— Exercise brief —
What follows is a listing. Write it all out exactly.

— Given information —
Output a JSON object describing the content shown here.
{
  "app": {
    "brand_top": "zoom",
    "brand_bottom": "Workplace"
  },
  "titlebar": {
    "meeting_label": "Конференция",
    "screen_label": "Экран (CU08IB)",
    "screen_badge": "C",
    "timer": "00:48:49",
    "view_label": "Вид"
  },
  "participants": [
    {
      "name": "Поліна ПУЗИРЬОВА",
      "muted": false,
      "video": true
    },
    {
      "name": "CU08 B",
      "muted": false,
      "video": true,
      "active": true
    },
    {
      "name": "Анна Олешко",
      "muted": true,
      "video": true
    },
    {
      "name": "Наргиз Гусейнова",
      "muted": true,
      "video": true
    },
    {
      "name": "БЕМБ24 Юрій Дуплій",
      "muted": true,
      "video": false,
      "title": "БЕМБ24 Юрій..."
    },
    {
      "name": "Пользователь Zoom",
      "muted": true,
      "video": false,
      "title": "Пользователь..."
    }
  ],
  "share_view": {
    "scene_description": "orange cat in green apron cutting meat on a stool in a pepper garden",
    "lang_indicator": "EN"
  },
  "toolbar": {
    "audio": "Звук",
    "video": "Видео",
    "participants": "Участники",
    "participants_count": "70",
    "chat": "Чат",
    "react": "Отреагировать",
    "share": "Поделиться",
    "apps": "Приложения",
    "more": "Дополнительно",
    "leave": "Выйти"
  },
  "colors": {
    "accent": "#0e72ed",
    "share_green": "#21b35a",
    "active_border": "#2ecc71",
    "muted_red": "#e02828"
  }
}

— Result of the task —
Output a JSON object describing the content shown here.
{
  "app": {
    "brand_top": "zoom",
    "brand_bottom": "Workplace"
  },
  "titlebar": {
    "meeting_label": "Конференция",
    "screen_label": "Экран (CU08IB)",
    "screen_badge": "C",
    "timer": "00:48:49",
    "view_label": "Вид"
  },
  "participants": [
    {
      "name": "Поліна ПУЗИРЬОВА",
      "muted": false,
      "video": true
    },
    {
      "name": "CU08 B",
      "muted": false,
      "video": true,
      "active": true
    },
    {
      "name": "Анна Олешко",
      "muted": true,
      "video": true
    },
    {
      "name": "Наргиз Гусейнова",
      "muted": true,
      "video": true
    },
    {
      "name": "БЕМБ24 Юрій Дуплій",
      "muted": true,
      "video": false,
      "title": "БЕМБ24 Юрій..."
    },
    {
      "name": "Пользователь Zoom",
      "muted": true,
      "video": false,
      "title": "Пользователь..."
    }
  ],
  "share_view": {
    "scene_description": "orange cat in green apron cutting meat on a stool in a pepper garden",
    "lang_indicator": "EN"
  },
  "toolbar": {
    "audio": "Звук",
    "video": "Видео",
    "participants": "Участники",
    "participants_count": "70",
    "chat": "Чат",
    "react": "Отреагировать",
    "share": "Поделиться",
    "apps": "Приложения",
    "more": "Дополнительно",
    "leave": "Выйти"
  },
  "colors": {
    "accent": "#0e72ed",
    "share_green": "#21b35a",
    "active_border": "#2ecc71",
    "muted_red": "#e02828"
  }
}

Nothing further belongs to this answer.